The New York states is a funny beast. The leadership of the organization has totally signed onto the idea of computerization; Kieran constantly thanks me, often on behalf of his wife and family, for all the time the software saves him. The tournament does seem to run faster even when things go wrong. However, the tab operation has only adapted somewhat; it reminds me of the early days of the MFL’s computer effort, when we were essentially trying to hand tab using computers. Things go easier on the computer if you do things like the computer wants you to, but it takes time to adjust folks’ comfort levels around that.
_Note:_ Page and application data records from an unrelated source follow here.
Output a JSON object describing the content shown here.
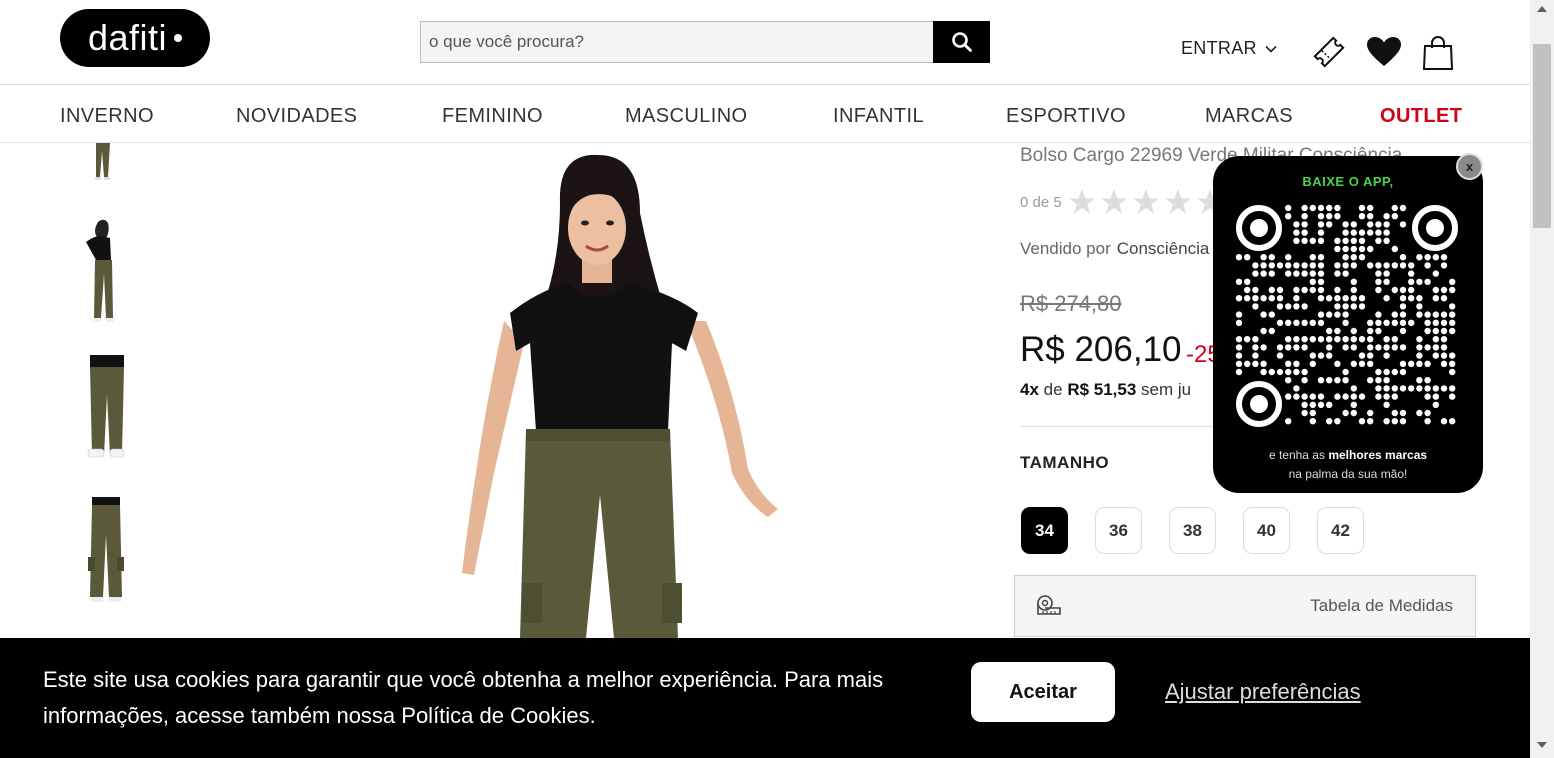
{
  "header": {
    "logo_text": "dafiti",
    "search_placeholder": "o que você procura?",
    "login_label": "ENTRAR"
  },
  "nav": {
    "items": [
      "INVERNO",
      "NOVIDADES",
      "FEMININO",
      "MASCULINO",
      "INFANTIL",
      "ESPORTIVO",
      "MARCAS",
      "OUTLET"
    ]
  },
  "product": {
    "title": "Bolso Cargo 22969 Verde Militar Consciência",
    "rating_label": "0 de 5",
    "seller_label": "Vendido por",
    "seller_name": "Consciência",
    "old_price": "R$ 274,80",
    "price": "R$ 206,10",
    "discount": "-25",
    "installments_count": "4x",
    "installments_de": "de",
    "installments_value": "R$ 51,53",
    "installments_suffix": "sem ju",
    "size_label": "TAMANHO",
    "sizes": [
      "34",
      "36",
      "38",
      "40",
      "42"
    ],
    "selected_size": "34",
    "size_table_label": "Tabela de Medidas"
  },
  "app_promo": {
    "title": "BAIXE O APP,",
    "sub_line1_prefix": "e tenha as",
    "sub_line1_bold": "melhores marcas",
    "sub_line2": "na palma da sua mão!",
    "close_label": "x"
  },
  "cookie": {
    "text": "Este site usa cookies para garantir que você obtenha a melhor experiência. Para mais informações, acesse também nossa Política de Cookies.",
    "accept_label": "Aceitar",
    "prefs_label": "Ajustar preferências"
  },
  "colors": {
    "outlet": "#d0021b",
    "discount": "#d0021b",
    "app_title": "#4cd34c",
    "pants": "#5a5a3a",
    "top": "#111111"
  }
}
We adapted pretty easily in the MFL, but we run tournaments together all the time. The NYSFL does so once a year, and so I’m a little worried that it’s going to be like this for a while; a six tournament adjustment period takes us three months, but it takes them six years. And with all due respect to the New Yorkers of the Roman persuasion, their computer competence is somewhat….lesser than ours, collectively. I think the average age of the tab staff is cut in half whenever I walk in the room. We in MA have at this point about a dozen folks who can run a tournament OK on the computer system, while really only Charlie Sloat and some of the Brooklyn folks are adept among the NYSFL tab.

Back home after a delayed trip home on the Greyhound, I ran our own tournament. It went easily, even though it was difficult to panel, due to the small size. I terrified a kid from one school with fire and brimstone because they were going to drop a judge.

But the day was smooth; the panels were small, the school very well set up, and everything got off without a hitch. I also came up with the method of speeding the day by just starting things. We tend to not begin things until everything is perfect and ready. But you really don’t need the ballots to start the judge briefing; chances are you’ll finish them during it, and even if you don’t, they can wait just as well after the breifing. So just standing there and saying “Start!” helps a lot.

Meanwhile, back in New York, I kept getting messages from Charlie that said things like “Very Screwed!!! Please call!!!”. He somehow decided that the semifinal of DI had to happen about sixteen times, because he kept on breaking it, in more than one sense. There was a tiebreaker doing funny things, that I fixed on the fly, promptly disabling their sweepstakes, but then I fixed that too. No one has bitched yet about the results being wrong, and so it all worked out in the end.

So New York’s Rome is done, and State Speech is done. Next week all the problems belong to Rich Edwards, as we do our State Debate tournament, and the New Yorkers of the Avignon persuasion run their inaugural event.